In the 16th film of the ZDF crime series “Nord Nord Mord” Inspector Sievers gets to know the value of a Bellini.
Frankfurt – where did we stop? is the question that is asked again and again in those crime series whose individual episodes are broadcast at long intervals. The crimes are usually reliably solved after ninety minutes. But there are now more and more overarching story arcs that need to be remembered.
And be it just the unexplained, eternally pending relationship between Chief Inspector Feldmann (Oliver Wnuk) and his colleague Ina Behrendsen (Julia Brendler). Recently, in the Christmas episode of the ZDF crime series “Nord Nord Mord” in December, he had turned to another person, who then turned out to be a dishonest person.
“North North Murder” on ZDF: Commissioner Behrendsen is afraid
Now, almost a month has passed, at least in real life, and Behrendsen is racked by her emotions when police officer Schneider (Stephan A. Tölle) calls her to work early in the morning with the words “Male corpse, and what happened to Feldmann”. .
She was relieved when she found out that Feldmann was alive, he only broke his leg due to his typical clumsiness. In the sandy dunes, which requires a certain degree of clumsiness.
Feldmann got to the scene of the crime because he landed with the first ferry from the mainland and a convertible was standing across the lonely coastal road and abandoned on the road. Feldmann dutifully looked after the right thing, constantly fighting with a shark-shaped balloon, found the corpse, but then developed a paralyzing drowsiness and the said fracture.
|Carl Sievers||Peter Heinrich Brix|
|Ina Behrendsen||Julia Brendler|
|Hinnerk Feldmann||Oliver Wnuk|
|Ottfried Lechner||Felix Everding|
|dr Anemone Andersson||Patrycia Ziolkowska|
|Ferdinand Frayn||Gustav Peter Wohler|
|Artist Bitomsky||Andrew Lust|
|Veronica Bitomsky||Helena Grass|
|Tony Quint||David Bredin|
“Nord Nord Mord” (ZDF): Inspector Feldmann is up to mischief
Now he’s explaining the latest treatment methods to doctors and nurses in the hospital, which really annoys the medical staff.
Ina Behrendsen and the monosyllabic Stoic Carl Sievers (Peter Heinrich Brix) now know that the deceased worked as an art expert and curator, prepared an exhibition of German contemporary art in the New York Museum of Modern Art and was on Sylt because the works were important of a painter working there. That’s why pretty much every cliché that can be associated with the art scene is used in the following: a windy gallery owner with a snotty receptionist, a crazy artist who must have learned how to behave from the late Klaus Kinski, a bitchy gay couple who knows nothing about art, but likes to boast about his collection.
You have to look at this film with a wide heart to be able to get anything good out of it. Even the title is nonsensical, because colors can kill, but not murder.
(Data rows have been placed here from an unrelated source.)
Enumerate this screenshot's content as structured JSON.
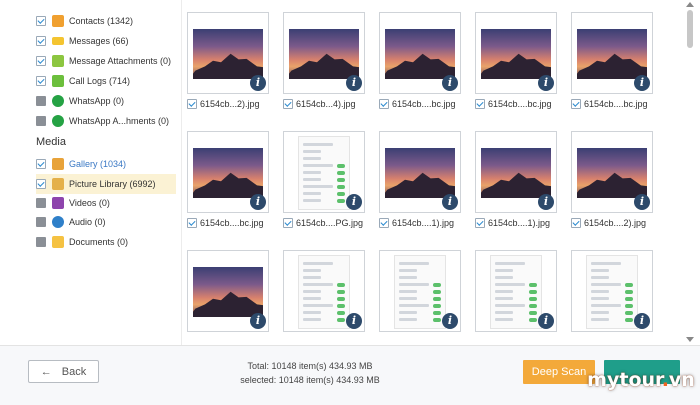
{
  "sidebar": {
    "items": [
      {
        "label": "Contacts (1342)",
        "checked": true,
        "icon": "contacts-icon",
        "color": "#f0a030"
      },
      {
        "label": "Messages (66)",
        "checked": true,
        "icon": "messages-icon",
        "color": "#f4c430"
      },
      {
        "label": "Message Attachments (0)",
        "checked": true,
        "icon": "attachment-icon",
        "color": "#8cc640"
      },
      {
        "label": "Call Logs (714)",
        "checked": true,
        "icon": "call-log-icon",
        "color": "#6cbf3c"
      },
      {
        "label": "WhatsApp (0)",
        "checked": false,
        "icon": "whatsapp-icon",
        "color": "#25a244"
      },
      {
        "label": "WhatsApp A...hments (0)",
        "checked": false,
        "icon": "whatsapp-attachment-icon",
        "color": "#25a244"
      }
    ],
    "media_title": "Media",
    "media_items": [
      {
        "label": "Gallery (1034)",
        "checked": true,
        "icon": "gallery-icon",
        "color": "#e8a33a"
      },
      {
        "label": "Picture Library (6992)",
        "checked": true,
        "icon": "picture-library-icon",
        "color": "#e4b04a"
      },
      {
        "label": "Videos (0)",
        "checked": false,
        "icon": "video-icon",
        "color": "#8e44ad"
      },
      {
        "label": "Audio (0)",
        "checked": false,
        "icon": "audio-icon",
        "color": "#2f80c9"
      },
      {
        "label": "Documents (0)",
        "checked": false,
        "icon": "folder-icon",
        "color": "#f5c242"
      }
    ]
  },
  "grid": {
    "rows": [
      [
        "6154cb...2).jpg",
        "6154cb...4).jpg",
        "6154cb....bc.jpg",
        "6154cb....bc.jpg",
        "6154cb....bc.jpg"
      ],
      [
        "6154cb....bc.jpg",
        "6154cb....PG.jpg",
        "6154cb....1).jpg",
        "6154cb....1).jpg",
        "6154cb....2).jpg"
      ]
    ]
  },
  "footer": {
    "back_label": "Back",
    "total_text": "Total: 10148 item(s) 434.93 MB",
    "selected_text": "selected: 10148 item(s) 434.93 MB",
    "deep_scan_label": "Deep Scan"
  },
  "watermark": {
    "brand": "mytour",
    "dot": ".",
    "tld": "vn"
  }
}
And should one seriously believe that Inspector Feldmann drives a car and is constantly being hindered by a balloon attached to his wrist? On a dead straight road, does he only see the convertible standing in the way when it is almost too late for an emergency stop? The colleagues from the patrol phone report a wrongly parked car at exactly the moment when Sievers asks about the whereabouts of the vehicle Feldmann spotted? He doesn’t even know that it’s a convertible, but he can immediately assign it to the victim at first glance.
“Nord Nord Mord” on ZDF: Commissioner Sievers raises the level
The drawing board on which this story was designed remains constantly recognizable. So this TV thriller corresponds in a certain way to the current book market: the grammar doesn’t matter as long as a crime thriller is set in Friesland or on any island.
“Nord Nord Mord: Sievers and the Murderous Turquoise”
Monday, January 17th, 2022, 8.15 p.m. on ZDF and in the ZDF media library
Berno Kürten’s production is reminiscent of the Sunday melodramas on ZDF. Again and again cars pull up to establish a setting, the music swells and swells to reach the audience through affect rather than reason, actors and actresses always wear a little – some even a lot – thicker than their part requires . Except for Peter Heinrich Brix. It remains the calm pole. He doesn’t talk much, but when he says something, it fits. At least most. (Harold Keller)